Netflix’s Sex Education is a show that’s quite frank about its approach in talking about…well…sex. From the teenager who gets anxiety about jacking himself off to showing the proper way to give a blow job, there’s really nothing that’s off limits in this series. Amidst all the talk about getting down and dirty, the show has characters who aren’t written as caricatures of high school teen stereotypes. Each one are wonderfully unique and complex individuals going through some of the same hang ups and awkwardness we may have gone through as teenagers. One of the main bright spots about Sex Education is the heartwarming friendship between Otis and Eric.
The phrase, “If it ain’t broke, don’t fix it,” can apply to a lot of the movies and television shows being considered for a remake or reboot. While Netflix, Hulu, and Amazon Prime give us a plethora of original content to binge watch whenever we want, big wig studios will still find a rhyme and a reason to want to take what was a hit back then and redo it all for a new generation of entertainment watchers.
I’ve been against most of the remakes and reboots I’ve seen or heard about. Why revive something when it already had a good ending? The reboot of The X-Files, while nice to see David Duchovny and Gillian Anderson reprise their iconic roles as agents Mulder and Scully, was a huge letdown overall during its two season run. Some shows are better off staying finished. Then there’s the remake of Roswell, the 1999 WB TV show that aired for three seasons before concluding in 2002. When the announcement was made about a whole new Roswell airing on the CW, now known as Roswell, New Mexico, I had no intentions of watching it. Eventually, I caved after a friend caught it and curiosity got the better of me. And now? I’m hooked.
With the amount of entertainment and streaming services at our disposable, there’s no shortage of things to watch in 2019. In fact, it can be downright overwhelming. How do you narrow down and prioritize which shows and films to watch out of the thousands competing for your time and binge watching dedication? In my case, watching trailers help me gauge what’s an absolute must-watch out of the ones that are lukewarm interest at best. Here are some of what will be on my Netflix queue.
With the advent of streaming services, like Netflix, Hulu, and Amazon Prime, summer has been the prime time to watch shows and movies during those months when major network shows are on break until the new season starts up again in September. Even though there’s now an overwhelming amount of options of shows and movies to add to our watch lists, I do like the accessibility and ease streaming sites give us to watch very specific genres at any time. This particularly applies to anime, and I’ve been using much of my summer to watch a handful in the past few months.
When books get adapted for screen or television, it’s almost certain there’s a clear and definitive end, at least if it’s not a book series being adapted.
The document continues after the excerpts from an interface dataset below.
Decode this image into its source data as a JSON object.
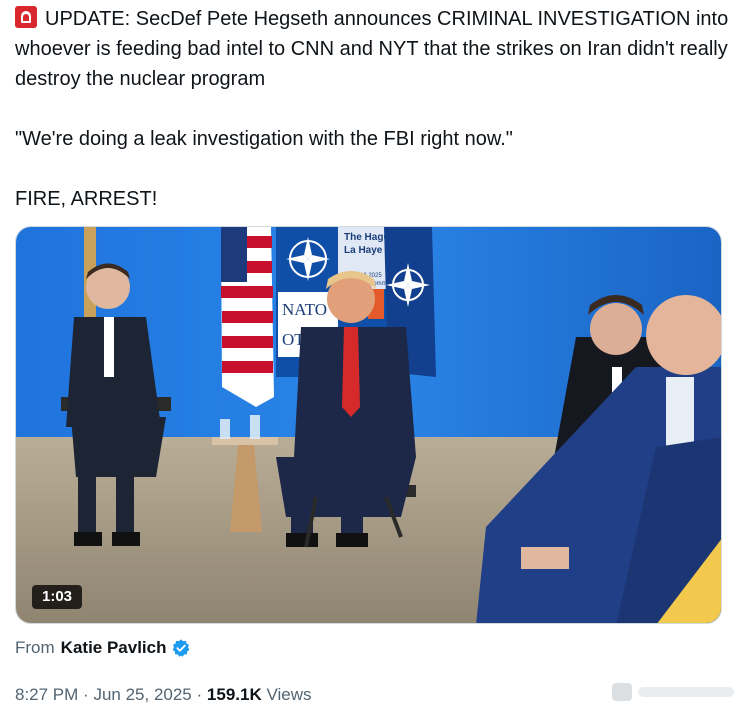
{
  "tweet": {
    "headline": "UPDATE: SecDef Pete Hegseth announces CRIMINAL INVESTIGATION into whoever is feeding bad intel to CNN and NYT that the strikes on Iran didn't really destroy the nuclear program",
    "quote": "\"We're doing a leak investigation with the FBI right now.\"",
    "closing": "FIRE, ARREST!",
    "leading_icon": "police-light-icon"
  },
  "media": {
    "duration": "1:03",
    "backdrop_text": {
      "nato_line1": "NATO",
      "nato_line2": "OTAN",
      "venue_line1": "The Hague",
      "venue_line2": "La Haye",
      "venue_dates": "24-25 VI 2025",
      "venue_sub": "Summit | Sommet"
    }
  },
  "attribution": {
    "from_label": "From",
    "author": "Katie Pavlich",
    "badge_icon": "verified-badge-icon",
    "badge_color": "#1d9bf0"
  },
  "meta": {
    "time": "8:27 PM",
    "separator": "·",
    "date": "Jun 25, 2025",
    "views_count": "159.1K",
    "views_label": "Views"
  },
  "colors": {
    "text": "#0f1419",
    "muted": "#536471",
    "siren": "#d8282e",
    "backdrop_blue": "#1d6fd6"
  }
}
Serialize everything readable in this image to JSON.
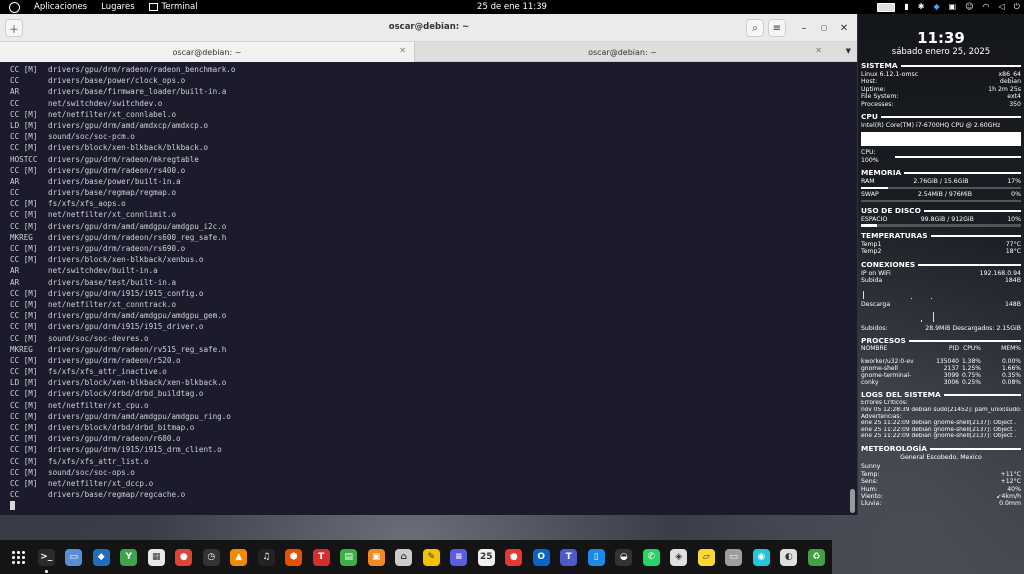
{
  "topbar": {
    "applications": "Aplicaciones",
    "places": "Lugares",
    "terminal_app": "Terminal",
    "clock": "25 de ene  11:39"
  },
  "window": {
    "title": "oscar@debian: ~",
    "tabs": [
      {
        "label": "oscar@debian: ~",
        "active": true
      },
      {
        "label": "oscar@debian: ~",
        "active": false
      }
    ]
  },
  "terminal": {
    "lines": [
      [
        "CC [M]",
        "drivers/gpu/drm/radeon/radeon_benchmark.o"
      ],
      [
        "CC",
        "drivers/base/power/clock_ops.o"
      ],
      [
        "AR",
        "drivers/base/firmware_loader/built-in.a"
      ],
      [
        "CC",
        "net/switchdev/switchdev.o"
      ],
      [
        "CC [M]",
        "net/netfilter/xt_connlabel.o"
      ],
      [
        "LD [M]",
        "drivers/gpu/drm/amd/amdxcp/amdxcp.o"
      ],
      [
        "CC [M]",
        "sound/soc/soc-pcm.o"
      ],
      [
        "CC [M]",
        "drivers/block/xen-blkback/blkback.o"
      ],
      [
        "HOSTCC",
        "drivers/gpu/drm/radeon/mkregtable"
      ],
      [
        "CC [M]",
        "drivers/gpu/drm/radeon/rs400.o"
      ],
      [
        "AR",
        "drivers/base/power/built-in.a"
      ],
      [
        "CC",
        "drivers/base/regmap/regmap.o"
      ],
      [
        "CC [M]",
        "fs/xfs/xfs_aops.o"
      ],
      [
        "CC [M]",
        "net/netfilter/xt_connlimit.o"
      ],
      [
        "CC [M]",
        "drivers/gpu/drm/amd/amdgpu/amdgpu_i2c.o"
      ],
      [
        "MKREG",
        "drivers/gpu/drm/radeon/rs600_reg_safe.h"
      ],
      [
        "CC [M]",
        "drivers/gpu/drm/radeon/rs690.o"
      ],
      [
        "CC [M]",
        "drivers/block/xen-blkback/xenbus.o"
      ],
      [
        "AR",
        "net/switchdev/built-in.a"
      ],
      [
        "AR",
        "drivers/base/test/built-in.a"
      ],
      [
        "CC [M]",
        "drivers/gpu/drm/i915/i915_config.o"
      ],
      [
        "CC [M]",
        "net/netfilter/xt_conntrack.o"
      ],
      [
        "CC [M]",
        "drivers/gpu/drm/amd/amdgpu/amdgpu_gem.o"
      ],
      [
        "CC [M]",
        "drivers/gpu/drm/i915/i915_driver.o"
      ],
      [
        "CC [M]",
        "sound/soc/soc-devres.o"
      ],
      [
        "MKREG",
        "drivers/gpu/drm/radeon/rv515_reg_safe.h"
      ],
      [
        "CC [M]",
        "drivers/gpu/drm/radeon/r520.o"
      ],
      [
        "CC [M]",
        "fs/xfs/xfs_attr_inactive.o"
      ],
      [
        "LD [M]",
        "drivers/block/xen-blkback/xen-blkback.o"
      ],
      [
        "CC [M]",
        "drivers/block/drbd/drbd_buildtag.o"
      ],
      [
        "CC [M]",
        "net/netfilter/xt_cpu.o"
      ],
      [
        "CC [M]",
        "drivers/gpu/drm/amd/amdgpu/amdgpu_ring.o"
      ],
      [
        "CC [M]",
        "drivers/block/drbd/drbd_bitmap.o"
      ],
      [
        "CC [M]",
        "drivers/gpu/drm/radeon/r600.o"
      ],
      [
        "CC [M]",
        "drivers/gpu/drm/i915/i915_drm_client.o"
      ],
      [
        "CC [M]",
        "fs/xfs/xfs_attr_list.o"
      ],
      [
        "CC [M]",
        "sound/soc/soc-ops.o"
      ],
      [
        "CC [M]",
        "net/netfilter/xt_dccp.o"
      ],
      [
        "CC",
        "drivers/base/regmap/regcache.o"
      ]
    ]
  },
  "dock": {
    "apps": [
      {
        "name": "terminal",
        "color": "#2b2b2b",
        "glyph": ">_",
        "running": true
      },
      {
        "name": "files",
        "color": "#5b8dd6",
        "glyph": "▭",
        "running": false
      },
      {
        "name": "vscode",
        "color": "#1f6fbf",
        "glyph": "◆",
        "running": false
      },
      {
        "name": "system-monitor",
        "color": "#3fa34d",
        "glyph": "Y",
        "running": false
      },
      {
        "name": "calendar-app",
        "color": "#e8e8e8",
        "glyph": "▦",
        "running": false
      },
      {
        "name": "chrome",
        "color": "#db4437",
        "glyph": "●",
        "running": false
      },
      {
        "name": "clock-app",
        "color": "#333333",
        "glyph": "◷",
        "running": false
      },
      {
        "name": "vlc",
        "color": "#f08a00",
        "glyph": "▲",
        "running": false
      },
      {
        "name": "music",
        "color": "#222222",
        "glyph": "♫",
        "running": false
      },
      {
        "name": "colors-app",
        "color": "#e65100",
        "glyph": "⬢",
        "running": false
      },
      {
        "name": "red-app",
        "color": "#d32f2f",
        "glyph": "T",
        "running": false
      },
      {
        "name": "spreadsheet",
        "color": "#3fae49",
        "glyph": "▤",
        "running": false
      },
      {
        "name": "presentation",
        "color": "#f08a24",
        "glyph": "▣",
        "running": false
      },
      {
        "name": "shop",
        "color": "#cccccc",
        "glyph": "⌂",
        "running": false
      },
      {
        "name": "text-editor",
        "color": "#f2c200",
        "glyph": "✎",
        "running": false
      },
      {
        "name": "notes",
        "color": "#5c5ce0",
        "glyph": "≡",
        "running": false
      },
      {
        "name": "calendar",
        "color": "#f0f0f0",
        "glyph": "25",
        "running": false
      },
      {
        "name": "red-circle-app",
        "color": "#e53935",
        "glyph": "●",
        "running": false
      },
      {
        "name": "outlook",
        "color": "#0a64c8",
        "glyph": "O",
        "running": false
      },
      {
        "name": "teams",
        "color": "#5059c9",
        "glyph": "T",
        "running": false
      },
      {
        "name": "phone-app",
        "color": "#1e88e5",
        "glyph": "▯",
        "running": false
      },
      {
        "name": "glasses-app",
        "color": "#333333",
        "glyph": "◒",
        "running": false
      },
      {
        "name": "whatsapp",
        "color": "#25d366",
        "glyph": "✆",
        "running": false
      },
      {
        "name": "media-app",
        "color": "#e0e0e0",
        "glyph": "◈",
        "running": false
      },
      {
        "name": "sticky-notes",
        "color": "#fdd835",
        "glyph": "▱",
        "running": false
      },
      {
        "name": "drive-app",
        "color": "#9e9e9e",
        "glyph": "▭",
        "running": false
      },
      {
        "name": "messenger",
        "color": "#26c6da",
        "glyph": "◉",
        "running": false
      },
      {
        "name": "chat-app",
        "color": "#e0e0e0",
        "glyph": "◐",
        "running": false
      },
      {
        "name": "trash-app",
        "color": "#43a047",
        "glyph": "♻",
        "running": false
      }
    ]
  },
  "conky": {
    "time": "11:39",
    "date": "sábado enero 25, 2025",
    "system": {
      "title": "SISTEMA",
      "rows": [
        [
          "Linux 6.12.1-omsc",
          "x86_64"
        ],
        [
          "Host:",
          "debian"
        ],
        [
          "Uptime:",
          "1h 2m 25s"
        ],
        [
          "File System:",
          "ext4"
        ],
        [
          "Processes:",
          "350"
        ]
      ]
    },
    "cpu": {
      "title": "CPU",
      "model": "Intel(R) Core(TM) i7-6700HQ CPU @ 2.60GHz",
      "usage_label": "CPU: 100%",
      "usage": 1.0
    },
    "memory": {
      "title": "MEMORIA",
      "ram": {
        "label": "RAM",
        "value": "2.76GiB / 15.6GiB",
        "pct": "17%",
        "fill": 0.17
      },
      "swap": {
        "label": "SWAP",
        "value": "2.54MiB / 976MiB",
        "pct": "0%",
        "fill": 0.0
      }
    },
    "disk": {
      "title": "USO DE DISCO",
      "label": "ESPACIO",
      "value": "99.8GiB / 912GiB",
      "pct": "10%",
      "fill": 0.1
    },
    "temps": {
      "title": "TEMPERATURAS",
      "rows": [
        [
          "Temp1",
          "77°C"
        ],
        [
          "Temp2",
          "18°C"
        ]
      ]
    },
    "net": {
      "title": "CONEXIONES",
      "ip_label": "IP on WiFi",
      "ip": "192.168.0.94",
      "up_label": "Subida",
      "up": "184B",
      "down_label": "Descarga",
      "down": "148B",
      "totals_left": "Subidos:",
      "totals_right": "28.9MiB Descargados:  2.15GiB"
    },
    "procs": {
      "title": "PROCESOS",
      "header": [
        "NOMBRE",
        "PID",
        "CPU%",
        "MEM%"
      ],
      "rows": [
        [
          "kworker/u32:0-ev",
          "135040",
          "1.38%",
          "0.00%"
        ],
        [
          "gnome-shell",
          "2137",
          "1.25%",
          "1.66%"
        ],
        [
          "gnome-terminal-",
          "3099",
          "0.75%",
          "0.35%"
        ],
        [
          "conky",
          "3006",
          "0.25%",
          "0.08%"
        ]
      ]
    },
    "logs": {
      "title": "LOGS DEL SISTEMA",
      "lines": [
        "Errores Críticos:",
        "nov 05 12:28:39 debian sudo[21452]: pam_unix(sudo:",
        "Advertencias:",
        "ene 25 11:22:09 debian gnome-shell[2137]: Object .",
        "ene 25 11:22:09 debian gnome-shell[2137]: Object .",
        "ene 25 11:22:09 debian gnome-shell[2137]: Object ."
      ]
    },
    "weather": {
      "title": "METEOROLOGÍA",
      "location": "General Escobedo, Mexico",
      "condition": "Sunny",
      "rows": [
        [
          "Temp:",
          "+11°C"
        ],
        [
          "Sens:",
          "+12°C"
        ],
        [
          "Hum:",
          "40%"
        ],
        [
          "Viento:",
          "↙4km/h"
        ],
        [
          "Lluvia:",
          "0.0mm"
        ]
      ]
    }
  }
}
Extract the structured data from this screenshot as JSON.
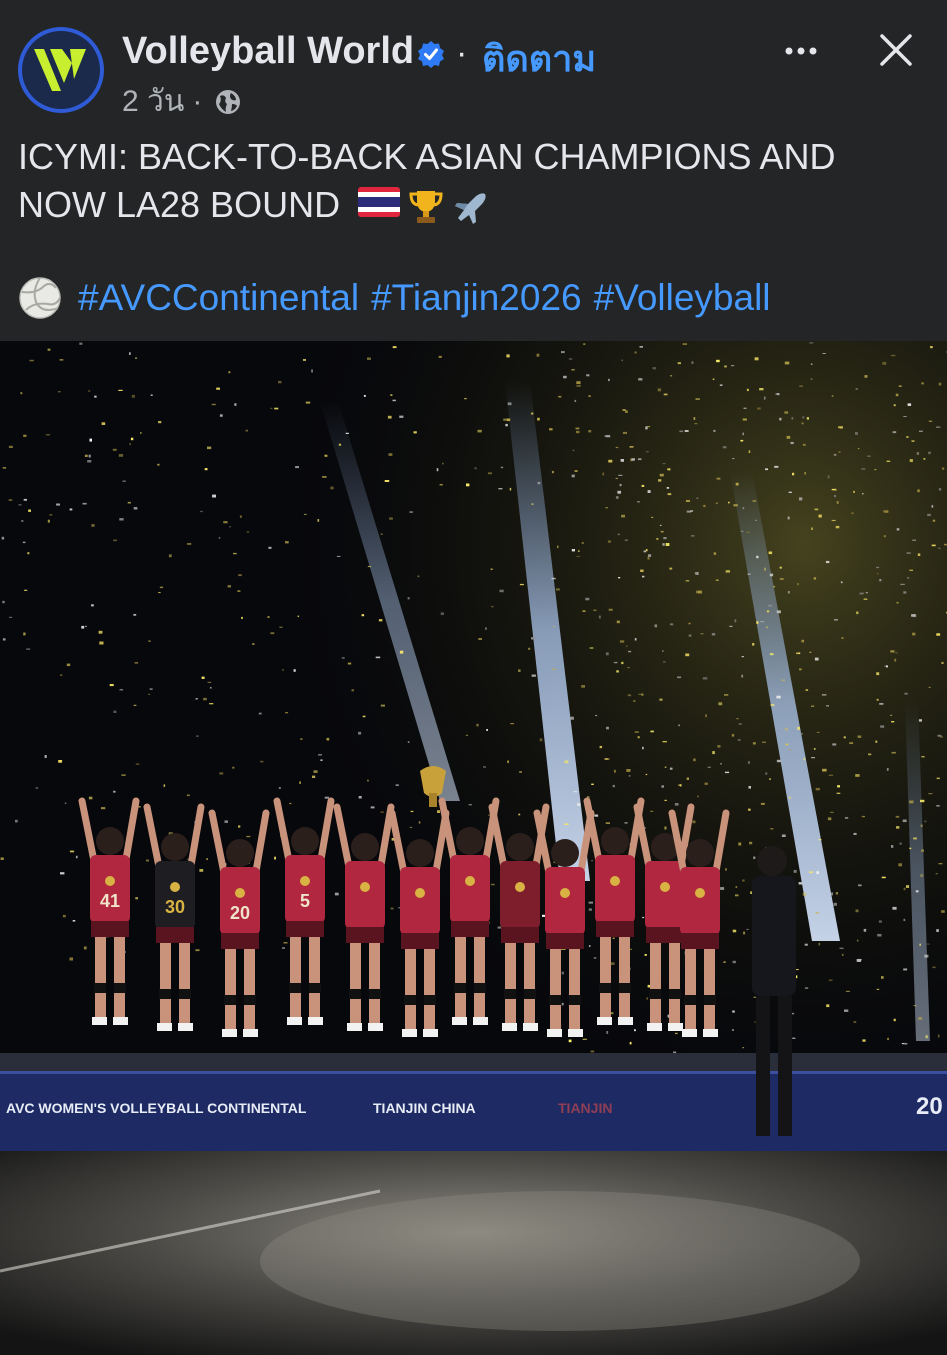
{
  "header": {
    "page_name": "Volleyball World",
    "separator": "·",
    "follow_label": "ติดตาม",
    "time_ago": "2 วัน",
    "meta_separator": "·",
    "privacy_icon": "globe-icon",
    "more_icon": "more-horizontal-icon",
    "close_icon": "close-icon",
    "verified_icon": "verified-badge-icon"
  },
  "post": {
    "caption": "ICYMI: BACK-TO-BACK ASIAN CHAMPIONS AND NOW LA28 BOUND",
    "caption_emojis": [
      "thailand-flag-icon",
      "trophy-icon",
      "airplane-icon"
    ],
    "leading_icon": "volleyball-icon",
    "hashtags": [
      "#AVCContinental",
      "#Tianjin2026",
      "#Volleyball"
    ]
  },
  "photo": {
    "board_left": "AVC WOMEN'S VOLLEYBALL CONTINENTAL",
    "board_middle": "TIANJIN CHINA",
    "board_right_faint": "TIANJIN",
    "board_far_right": "20",
    "jersey_numbers": [
      "41",
      "30",
      "20",
      "5"
    ]
  },
  "colors": {
    "background": "#242526",
    "text": "#e4e6eb",
    "secondary_text": "#b0b3b8",
    "link": "#4599ff",
    "verified": "#2f7bf5",
    "jersey_red": "#b0273f"
  }
}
If you read the book prior to the adaptation, you get to decide if the movie or show is a worthy interpretation of its original source material. Or if you haven’t read the book before watching the adaptation, it may convince you to read the book. I’ve always been convinced a standalone novel that becomes a movie or TV show would always be enjoyed as a self-contained story, a one-time piece of entertainment to consume and re-watch whenever you feel like revisiting it. Instead, when a show or limited series becomes a massive hit, albeit a bit controversial, studios are quick to renew it for another season. That’s the end result of Netflix’s original series 13 Reasons Why.